Gevenalle has 10 or 11-speed width spacers, and labeled lockrings.
If you’re looking at this simple product and thinking, I know how to adjust my derailleur, or why would I want to remove a cog when I just upgraded to 11-speeds (or 10-speeds), we don’t blame you, as we had the same thought initially. Racers who don’t see much or any mud during the season likely won’t have the need for the HOUP. If you’ve never seen a broken derailleur at your local cyclocross race, this product wasn’t developed with your conditions in mind.
However, Gevenalle’s products are tested and developed in what is arguably the most consistently muddy area of the country, in Portland, Oregon, and the company has the 1500+ racers of the Cross Crusade and other race series as data points and (some of them, including Erik Tonkin) as test riders.
Clement emphasizes that it’s not only poorly adjusted rear derailleurs that end up in the spokes. In a muddy race, even the perfectly adjusted rear derailleurs can end up in pieces due to the following conditions:
- bent derailleur hanger or cage due to a crash or collision
- mud or debris accumulates on the pulley cage, catching the spokes
- mud or debris accumulates on the spokes, catching the cage
- mud weighs down the rear derailleur, bending it into the spokes
Any of these situations can mean a broken derailleur, damaged wheel, ruined race, and expensive repairs.
What’s so special about the lockring? Besides being alloy and colorful, it’s actually just larger in diameter, and is included assuming you’re replacing the 11t cog and stuck with a small, 11-tooth compatible lockring and need a larger lockring to hold your 12-tooth cog in place. If you’ve got a bunch of old cassettes around, chances are you don’t actually need the HOUP lockring, but it’s a light alloy and red and included with the spacer.
It doesn’t take a genius to realize that with a bunch of spare parts around, a DIYer could create this setup himself, and some of us do something similar to use 11-speed cassettes on 10-speed wheels, but Gevenalle makes it easy by getting the spacing right, saving you a few grams in the process, and making it easy.
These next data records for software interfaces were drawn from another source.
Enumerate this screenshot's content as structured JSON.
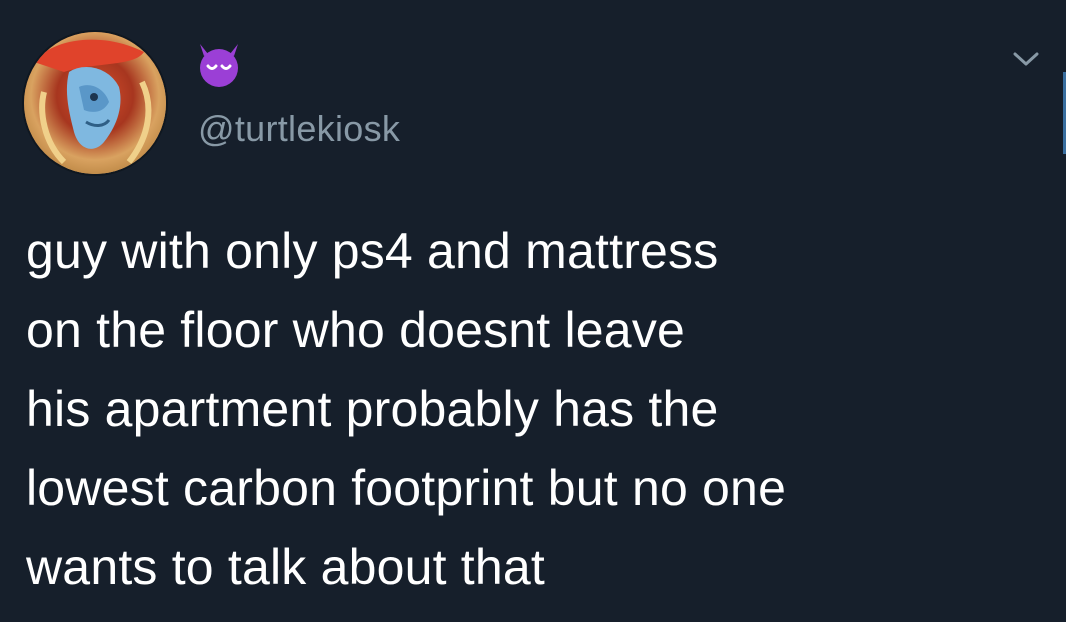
{
  "tweet": {
    "handle": "@turtlekiosk",
    "text": "guy with only ps4 and mattress\non the floor who doesnt leave\nhis apartment probably has the\nlowest carbon footprint but no one\nwants to talk about that"
  },
  "icons": {
    "display_name_emoji": "smiling-imp-icon",
    "more_menu": "chevron-down-icon"
  },
  "colors": {
    "background": "#161f2b",
    "text": "#ffffff",
    "handle": "#8899a6",
    "emoji": "#9b3fd6"
  }
}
The HOUP should also appeal to weight weenies, especially when the titanium cogs are available:
- 5700 standard cassette 11-28 = 250g
- 6700 standard cassette 11-28 = 234g
- 5700 with HOUP = 237g
- 6700 with HOUP = 229g
- 5700 with HOUP Ti = 195g
- 6700 with HOUP Ti = 192g
The company also now has colored shifter pods for its CX1 shifters, while CX2 still come in Red and Grey. Match your Industry 9 or Chris King hubs and add some bling to your bike.
Annodized colors for CX1 shifters, to match your fancy hubs, or your 90s mtb components.
Gevenalle HOUP and Hydraulic Shifter Photo Gallery:
Video about the Gevenalle HOUP: